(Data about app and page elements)
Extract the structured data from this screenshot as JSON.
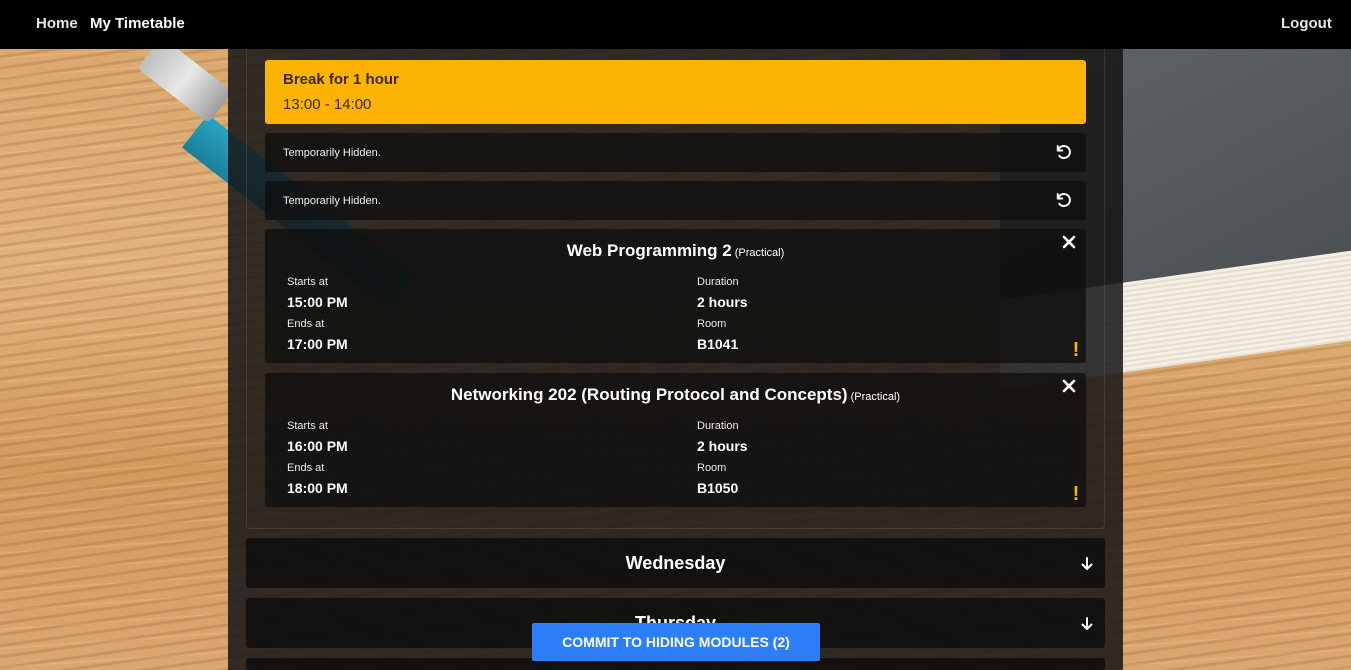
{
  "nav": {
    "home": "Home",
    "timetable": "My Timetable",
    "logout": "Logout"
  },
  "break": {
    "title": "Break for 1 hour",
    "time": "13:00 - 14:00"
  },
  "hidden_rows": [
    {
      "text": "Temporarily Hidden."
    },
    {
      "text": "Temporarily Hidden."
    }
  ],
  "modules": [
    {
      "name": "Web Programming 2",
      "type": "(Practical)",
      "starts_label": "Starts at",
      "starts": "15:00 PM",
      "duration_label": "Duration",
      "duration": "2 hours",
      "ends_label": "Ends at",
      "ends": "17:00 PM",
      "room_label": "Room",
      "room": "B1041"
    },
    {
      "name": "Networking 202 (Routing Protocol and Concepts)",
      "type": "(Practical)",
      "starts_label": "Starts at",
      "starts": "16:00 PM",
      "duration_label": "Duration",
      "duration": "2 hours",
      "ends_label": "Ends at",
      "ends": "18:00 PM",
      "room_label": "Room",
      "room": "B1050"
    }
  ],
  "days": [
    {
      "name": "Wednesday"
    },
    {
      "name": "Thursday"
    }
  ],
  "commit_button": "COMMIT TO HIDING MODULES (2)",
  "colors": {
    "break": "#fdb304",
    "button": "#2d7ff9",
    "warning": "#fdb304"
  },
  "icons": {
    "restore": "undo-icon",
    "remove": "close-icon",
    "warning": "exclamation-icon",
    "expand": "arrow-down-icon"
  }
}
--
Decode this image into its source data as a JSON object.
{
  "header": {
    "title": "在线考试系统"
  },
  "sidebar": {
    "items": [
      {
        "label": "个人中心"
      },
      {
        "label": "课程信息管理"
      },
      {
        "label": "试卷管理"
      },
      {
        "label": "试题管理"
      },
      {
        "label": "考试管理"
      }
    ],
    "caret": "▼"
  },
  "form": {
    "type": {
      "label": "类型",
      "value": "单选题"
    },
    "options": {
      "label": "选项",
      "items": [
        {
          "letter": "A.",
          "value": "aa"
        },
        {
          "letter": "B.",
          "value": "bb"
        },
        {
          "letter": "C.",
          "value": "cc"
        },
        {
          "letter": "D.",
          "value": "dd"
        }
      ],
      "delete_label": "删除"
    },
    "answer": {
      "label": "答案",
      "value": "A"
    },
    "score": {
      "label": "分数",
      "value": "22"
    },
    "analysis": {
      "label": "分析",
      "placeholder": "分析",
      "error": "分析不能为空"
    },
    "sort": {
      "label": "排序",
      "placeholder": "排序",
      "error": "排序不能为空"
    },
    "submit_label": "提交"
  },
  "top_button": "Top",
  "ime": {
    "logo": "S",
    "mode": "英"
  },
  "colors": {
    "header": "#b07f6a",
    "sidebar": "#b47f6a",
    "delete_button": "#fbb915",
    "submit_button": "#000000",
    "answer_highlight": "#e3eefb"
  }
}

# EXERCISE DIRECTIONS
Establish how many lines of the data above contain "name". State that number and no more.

# OUTPUT FOR THIS EXERCISE
4